Judging by the cafes (and prices!) of Oslo, Norway continues to do quite well—better, certainly, than countries further south. Overall, economic stress is much less apparent here than it was during my trips to Amsterdam and Dublin in 2013, and I don’t think it’s just the passage of another year.

Will the U.S. oil boom have similar results?

Looking at Norway, hopes for widespread benefits from the growing U.S. oil sector are far from pipe dreams. Our current oil boom may well boost the entire economy, as it seems to have done here. And, if politically desirable, that wealth could pay for higher levels of spending (or for substantial deficit reduction).

A note on U.S. employment

Friday’s jobs report came in above 200K, as I had expected. Some commentators are disappointed that it wasn’t higher, and I agree that more would have been better. But as I said last week, a slow and steady pace, with gradual acceleration, is indeed returning us to normal. The recovery continues.


Subscribe via Email

Crash-Test Investing

Hot Topics

New Call-to-action



see all



The information on this website is intended for informational/educational purposes only and should not be construed as investment advice, a solicitation, or a recommendation to buy or sell any security or investment product. Please contact your financial professional for more information specific to your situation.

Certain sections of this commentary contain forward-looking statements that are based on our reasonable expectations, estimates, projections, and assumptions. Forward-looking statements are not guarantees of future performance and involve certain risks and uncertainties, which are difficult to predict. Past performance is not indicative of future results. Diversification does not assure a profit or protect against loss in declining markets.

The S&P 500 Index is a broad-based measurement of changes in stock market conditions based on the average performance of 500 widely held common stocks. All indices are unmanaged and investors cannot invest directly in an index.

The MSCI EAFE (Europe, Australia, Far East) Index is a free float‐adjusted market capitalization index that is designed to measure the equity market performance of developed markets, excluding the U.S. and Canada.

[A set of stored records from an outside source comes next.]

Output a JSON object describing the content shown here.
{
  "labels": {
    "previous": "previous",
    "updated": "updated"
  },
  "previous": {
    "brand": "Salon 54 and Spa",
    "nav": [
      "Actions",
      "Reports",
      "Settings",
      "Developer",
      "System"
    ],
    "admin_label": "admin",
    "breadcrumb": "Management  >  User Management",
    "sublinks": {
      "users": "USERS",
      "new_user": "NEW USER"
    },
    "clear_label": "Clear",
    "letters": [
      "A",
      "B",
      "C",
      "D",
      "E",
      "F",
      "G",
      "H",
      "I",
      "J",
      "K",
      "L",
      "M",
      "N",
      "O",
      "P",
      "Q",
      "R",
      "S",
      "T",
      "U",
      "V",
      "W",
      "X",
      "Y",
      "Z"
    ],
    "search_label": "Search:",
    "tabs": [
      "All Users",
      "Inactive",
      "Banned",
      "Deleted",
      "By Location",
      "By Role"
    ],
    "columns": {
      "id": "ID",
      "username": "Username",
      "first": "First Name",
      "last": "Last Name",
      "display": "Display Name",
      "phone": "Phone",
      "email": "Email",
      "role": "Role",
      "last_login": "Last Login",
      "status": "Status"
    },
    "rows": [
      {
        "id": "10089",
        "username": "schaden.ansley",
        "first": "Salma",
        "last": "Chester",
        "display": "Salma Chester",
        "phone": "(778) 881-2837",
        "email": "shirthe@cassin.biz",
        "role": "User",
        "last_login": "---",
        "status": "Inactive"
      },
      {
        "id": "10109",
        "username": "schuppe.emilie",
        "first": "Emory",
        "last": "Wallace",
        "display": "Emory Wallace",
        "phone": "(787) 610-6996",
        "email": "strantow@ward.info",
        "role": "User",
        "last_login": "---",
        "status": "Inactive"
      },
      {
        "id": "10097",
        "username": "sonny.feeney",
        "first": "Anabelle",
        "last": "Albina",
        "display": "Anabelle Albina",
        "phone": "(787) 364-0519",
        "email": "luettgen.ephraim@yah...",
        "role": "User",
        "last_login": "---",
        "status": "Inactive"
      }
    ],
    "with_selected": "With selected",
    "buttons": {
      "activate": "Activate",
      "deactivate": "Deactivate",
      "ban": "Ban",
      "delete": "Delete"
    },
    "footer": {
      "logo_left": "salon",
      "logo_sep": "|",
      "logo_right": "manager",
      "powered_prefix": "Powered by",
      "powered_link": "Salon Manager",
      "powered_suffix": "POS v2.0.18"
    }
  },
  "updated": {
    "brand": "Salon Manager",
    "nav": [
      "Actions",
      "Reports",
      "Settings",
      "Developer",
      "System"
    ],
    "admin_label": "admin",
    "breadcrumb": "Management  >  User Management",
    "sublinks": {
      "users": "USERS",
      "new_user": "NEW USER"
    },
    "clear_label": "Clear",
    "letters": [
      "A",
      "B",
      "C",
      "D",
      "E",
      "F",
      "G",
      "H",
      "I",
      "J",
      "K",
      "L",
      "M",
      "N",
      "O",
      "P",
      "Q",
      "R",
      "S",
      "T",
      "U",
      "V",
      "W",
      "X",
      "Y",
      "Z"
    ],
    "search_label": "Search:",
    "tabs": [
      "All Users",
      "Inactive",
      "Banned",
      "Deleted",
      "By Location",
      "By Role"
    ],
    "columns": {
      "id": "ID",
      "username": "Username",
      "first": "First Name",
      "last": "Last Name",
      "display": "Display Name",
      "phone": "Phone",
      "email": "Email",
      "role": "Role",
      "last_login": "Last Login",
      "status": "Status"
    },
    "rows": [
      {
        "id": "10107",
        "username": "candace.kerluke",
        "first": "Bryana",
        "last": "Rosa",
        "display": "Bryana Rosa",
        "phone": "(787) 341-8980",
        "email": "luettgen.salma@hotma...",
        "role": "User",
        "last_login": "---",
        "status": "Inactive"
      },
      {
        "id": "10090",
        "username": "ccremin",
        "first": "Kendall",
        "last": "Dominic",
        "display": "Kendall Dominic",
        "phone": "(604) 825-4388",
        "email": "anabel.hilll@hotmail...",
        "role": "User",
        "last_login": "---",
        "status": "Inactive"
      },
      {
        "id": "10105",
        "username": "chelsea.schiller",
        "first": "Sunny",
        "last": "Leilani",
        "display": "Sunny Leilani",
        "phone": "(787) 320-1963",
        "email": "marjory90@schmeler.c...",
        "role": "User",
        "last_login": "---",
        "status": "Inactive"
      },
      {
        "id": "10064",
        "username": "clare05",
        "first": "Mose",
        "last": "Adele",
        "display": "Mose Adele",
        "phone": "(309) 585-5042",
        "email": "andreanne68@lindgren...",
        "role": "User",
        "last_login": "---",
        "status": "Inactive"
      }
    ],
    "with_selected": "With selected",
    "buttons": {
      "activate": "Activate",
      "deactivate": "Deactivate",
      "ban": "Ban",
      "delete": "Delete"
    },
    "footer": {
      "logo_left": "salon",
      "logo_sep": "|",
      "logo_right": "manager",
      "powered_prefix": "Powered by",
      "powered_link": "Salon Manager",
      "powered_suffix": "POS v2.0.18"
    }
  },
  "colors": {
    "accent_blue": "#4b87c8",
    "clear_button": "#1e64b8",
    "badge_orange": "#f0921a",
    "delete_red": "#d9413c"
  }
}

The MSCI EAFE Index consists of 21 developed market country indices.

One basis point (bp) is equal to 1/100th of 1 percent, or 0.01 percent.

The VIX (CBOE Volatility Index) measures the market’s expectation of 30-day volatility across a wide range of S&P 500 options.

The forward price-to-earnings (P/E) ratio divides the current share price of the index by its estimated future earnings.

Third-party links are provided to you as a courtesy. We make no representation as to the completeness or accuracy of information provided on these websites. Information on such sites, including third-party links contained within, should not be construed as an endorsement or adoption by Commonwealth of any kind. You should consult with a financial advisor regarding your specific situation.


Please review our Terms of Use

Commonwealth Financial Network®